What is needed is an exact copy of all the records below.

Element data from apps and pages
*****
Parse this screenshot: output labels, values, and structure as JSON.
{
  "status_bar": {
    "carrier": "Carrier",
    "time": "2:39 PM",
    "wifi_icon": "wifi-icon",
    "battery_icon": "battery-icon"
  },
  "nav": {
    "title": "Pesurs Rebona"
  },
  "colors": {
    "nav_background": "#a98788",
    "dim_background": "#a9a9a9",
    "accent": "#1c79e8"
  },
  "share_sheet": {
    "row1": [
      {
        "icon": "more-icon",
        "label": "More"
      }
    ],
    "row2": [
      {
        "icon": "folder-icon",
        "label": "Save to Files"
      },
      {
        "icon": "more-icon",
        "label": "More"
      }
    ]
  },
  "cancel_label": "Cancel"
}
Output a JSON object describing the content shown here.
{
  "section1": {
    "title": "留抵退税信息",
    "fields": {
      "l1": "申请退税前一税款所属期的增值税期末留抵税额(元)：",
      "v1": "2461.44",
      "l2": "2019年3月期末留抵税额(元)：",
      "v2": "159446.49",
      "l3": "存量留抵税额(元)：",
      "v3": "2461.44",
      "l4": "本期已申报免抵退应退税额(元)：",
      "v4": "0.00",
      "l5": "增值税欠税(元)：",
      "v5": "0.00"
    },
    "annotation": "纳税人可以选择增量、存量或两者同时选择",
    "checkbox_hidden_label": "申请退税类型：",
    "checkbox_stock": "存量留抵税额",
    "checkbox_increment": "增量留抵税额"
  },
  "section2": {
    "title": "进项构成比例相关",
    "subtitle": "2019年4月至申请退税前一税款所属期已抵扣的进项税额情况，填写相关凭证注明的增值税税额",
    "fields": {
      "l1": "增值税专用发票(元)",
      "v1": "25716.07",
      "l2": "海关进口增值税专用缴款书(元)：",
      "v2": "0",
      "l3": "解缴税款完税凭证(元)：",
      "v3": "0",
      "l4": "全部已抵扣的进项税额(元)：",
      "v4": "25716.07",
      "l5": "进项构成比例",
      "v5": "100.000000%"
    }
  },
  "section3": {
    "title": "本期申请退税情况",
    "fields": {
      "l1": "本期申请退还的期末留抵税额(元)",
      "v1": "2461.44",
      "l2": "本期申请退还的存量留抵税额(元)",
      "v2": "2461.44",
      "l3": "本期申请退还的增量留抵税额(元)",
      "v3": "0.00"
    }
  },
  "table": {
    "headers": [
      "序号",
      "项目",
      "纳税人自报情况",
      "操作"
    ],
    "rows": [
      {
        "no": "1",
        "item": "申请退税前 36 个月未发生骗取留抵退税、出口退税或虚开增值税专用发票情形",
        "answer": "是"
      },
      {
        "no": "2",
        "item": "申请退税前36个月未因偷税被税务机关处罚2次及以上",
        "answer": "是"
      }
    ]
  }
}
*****
__Finished task__
Parse this screenshot: output labels, values, and structure as JSON.
{
  "status_bar": {
    "carrier": "Carrier",
    "time": "2:39 PM",
    "wifi_icon": "wifi-icon",
    "battery_icon": "battery-icon"
  },
  "nav": {
    "title": "Pesurs Rebona"
  },
  "colors": {
    "nav_background": "#a98788",
    "dim_background": "#a9a9a9",
    "accent": "#1c79e8"
  },
  "share_sheet": {
    "row1": [
      {
        "icon": "more-icon",
        "label": "More"
      }
    ],
    "row2": [
      {
        "icon": "folder-icon",
        "label": "Save to Files"
      },
      {
        "icon": "more-icon",
        "label": "More"
      }
    ]
  },
  "cancel_label": "Cancel"
}
Output a JSON object describing the content shown here.
{
  "section1": {
    "title": "留抵退税信息",
    "fields": {
      "l1": "申请退税前一税款所属期的增值税期末留抵税额(元)：",
      "v1": "2461.44",
      "l2": "2019年3月期末留抵税额(元)：",
      "v2": "159446.49",
      "l3": "存量留抵税额(元)：",
      "v3": "2461.44",
      "l4": "本期已申报免抵退应退税额(元)：",
      "v4": "0.00",
      "l5": "增值税欠税(元)：",
      "v5": "0.00"
    },
    "annotation": "纳税人可以选择增量、存量或两者同时选择",
    "checkbox_hidden_label": "申请退税类型：",
    "checkbox_stock": "存量留抵税额",
    "checkbox_increment": "增量留抵税额"
  },
  "section2": {
    "title": "进项构成比例相关",
    "subtitle": "2019年4月至申请退税前一税款所属期已抵扣的进项税额情况，填写相关凭证注明的增值税税额",
    "fields": {
      "l1": "增值税专用发票(元)",
      "v1": "25716.07",
      "l2": "海关进口增值税专用缴款书(元)：",
      "v2": "0",
      "l3": "解缴税款完税凭证(元)：",
      "v3": "0",
      "l4": "全部已抵扣的进项税额(元)：",
      "v4": "25716.07",
      "l5": "进项构成比例",
      "v5": "100.000000%"
    }
  },
  "section3": {
    "title": "本期申请退税情况",
    "fields": {
      "l1": "本期申请退还的期末留抵税额(元)",
      "v1": "2461.44",
      "l2": "本期申请退还的存量留抵税额(元)",
      "v2": "2461.44",
      "l3": "本期申请退还的增量留抵税额(元)",
      "v3": "0.00"
    }
  },
  "table": {
    "headers": [
      "序号",
      "项目",
      "纳税人自报情况",
      "操作"
    ],
    "rows": [
      {
        "no": "1",
        "item": "申请退税前 36 个月未发生骗取留抵退税、出口退税或虚开增值税专用发票情形",
        "answer": "是"
      },
      {
        "no": "2",
        "item": "申请退税前36个月未因偷税被税务机关处罚2次及以上",
        "answer": "是"
      }
    ]
  }
}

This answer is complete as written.